problems .... [Solved]

Hey, I’m writing this in somebody’s else’s name as he has no time …



It is with great frustration that I post this message. In the past two weeks, I have been it seems (for lack of a better way to describe it), at war with COMODO products.

Following a July 9th Microsoft auto-update (those who had installed ZoneAlarm as their firewall), may have lost connectivity to the net. Of course, this is a known issue now, and Check Point has introduced an update. At the time, I uninstalled ZoneAlarm, which I had not been using extensively anyway, to try Comodo’s CFP.

Also at the time, I installed the BOClean and the SecureEmail products as well. It can only said that after install, my disk use went-up by 100% at least. Not only that, as a Mozilla - Thunderbird user, my client was left useless; every time I attempted to open Thunderbird to connect and retrieve email (POP or IMAP), the client would immediately crash. In checking for known or rising Thunderbird issues, I found there to be none outstanding with such a lead-in.

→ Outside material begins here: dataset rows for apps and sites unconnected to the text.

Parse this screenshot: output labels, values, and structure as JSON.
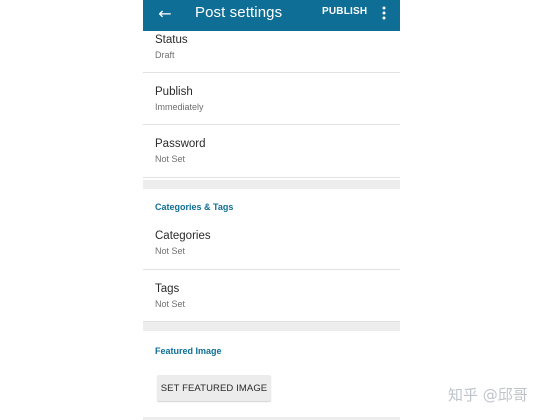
{
  "appbar": {
    "title": "Post settings",
    "publish_label": "PUBLISH",
    "back_icon": "arrow-left-icon",
    "overflow_icon": "more-vertical-icon",
    "background_color": "#0f6e95"
  },
  "settings": {
    "status": {
      "label": "Status",
      "value": "Draft"
    },
    "publish": {
      "label": "Publish",
      "value": "Immediately"
    },
    "password": {
      "label": "Password",
      "value": "Not Set"
    }
  },
  "categories_tags": {
    "header": "Categories & Tags",
    "categories": {
      "label": "Categories",
      "value": "Not Set"
    },
    "tags": {
      "label": "Tags",
      "value": "Not Set"
    }
  },
  "featured_image": {
    "header": "Featured Image",
    "button_label": "SET FEATURED IMAGE"
  },
  "watermark": "知乎 @邱哥",
  "colors": {
    "accent": "#0f6e95",
    "section_gap": "#ededed"
  }
}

Finally, figured out that Comodo products were doing this, and began to uninstall products, one at a time. Regained my email functionality finally, only to realize that Comodo left a whole bunch of back-wash/crud/left-over hooks in the registry, which did not get taken out during uninstall.

Subsequently, I attempted to remove COMODO specific registry entries with the hope that this will cure it; only to realize that my net functionality was placed out of commission as a consequence. Apparently, removing the COMODO SecureEmail registry hooks tears-apart the .net framework somehow.

I cannot say now how this is happening but, there seems to be no end in sight at this point.

I wonder how others have completely rid their systems of these hooks!

I am looking to gain some insight into what the experience of others may be in this area.

Below, I am including a couple of screen-shots of what I see in the registry, in relationship to this problem, and also what those registry entries seem to be doing in terms of running processes.

My operating system is XP - SP3/32 bit. Using Avast Anti-Virus and Spybot S&D.

I hope somebody can help him out, you can see what we’ve tried here


Hi The Ox

I’m sorry to hear you had some thunderbird problems when you installed Comodo SecureEmail. Our deepest apologies for the problems you have encountered.

It seems also that for a reason we do not yet know, that you have had a failed uninstall also, possible due to a incorrect network registry configuration.

Btw - I am in the UK so differences in timezones do apply.

Neither of these issues appeared in our testing and beta testing or in our many other users. As you can imagine it is not theoretically possible to simulate the environment of each and every desktop PC no matter how hard we try to simulate the real world environment. Real world PCs can have any number of applications installed and uninstalled over a long period of time and even though we follow all the rules, unfortunately some problems can occur for a few users. This does not however mean we will not try to resolve your problems, quite the opposite, we’ll put 100% effort into finding and fixing the problem you encountered with the software (if you wish) and/or correcting your existing issue. I’ve ask a developer to contact you regarding this.

Comodo SecureEmail is a one size fits all solution for POP/SMTP/IMAP. To support as many e-mail clients as possible Comodo SecureEmail uses Microsoft’s Winsock 2 Layered Service Provider Interface (not a hook, but a standard network stack extension system used in the windows network stack for a long time now) and encrypt/signs/decrypts e-mails at the network level, rather than a specific client plug-in, which limits the user of Comodo SecureEmail to only a very very few e-mail clients. If you wish to understand more about Layered Service Providers please see this article: (

Many other third party organisations also use LSPs to execute network stack monitoring (such as Antivirus or Antispam) to intercept and analyse data on a global application basis. Simply deleting an LSP from a network (by deleting registry entries) may result in an unstable system which will probably crash and should not be carried out under any circumstances.

Sometimes if one previous LSP has been removed incorrectly, for example by a spyware registry cleaner such as Spybot –which I notice you have- the correct links for LSPs up and down the chain may be broken and/or the registry may not be in a corrupt or correct state. Spyware applications often remove programs in a brutal manner and do not put back correct linkages which can leave a system unstable. The installation of subsequent LSPs may result in an unstable network system.

It is possible to restore you Winsock2 configuration fairly simply, however if other applications such as Anti-virus and Anti-Spyware are installed and use an LSP you may need to re-install them in order for them to work correctly. Please see the following article.

  • WARNING: Care should be taken when editing the registry manually, please read the Microsoft instructions fully before fixing Winsock2.

“How to determine and to recover from Winsock2 corruption in Windows Server 2003, in Windows XP, and in Windows Vista”

The crux of the article is to execute the following at a command prompt and reboot:

netsh winsock reset

I sincerely hope this solves your problems. If you need more assistance, please post again and we’ll endeavour to assist.

Kind Regards,
Shane. :SMLR

I will close this one since it is a duplicate & The Ox has responded to the other one, with good results! :slight_smile: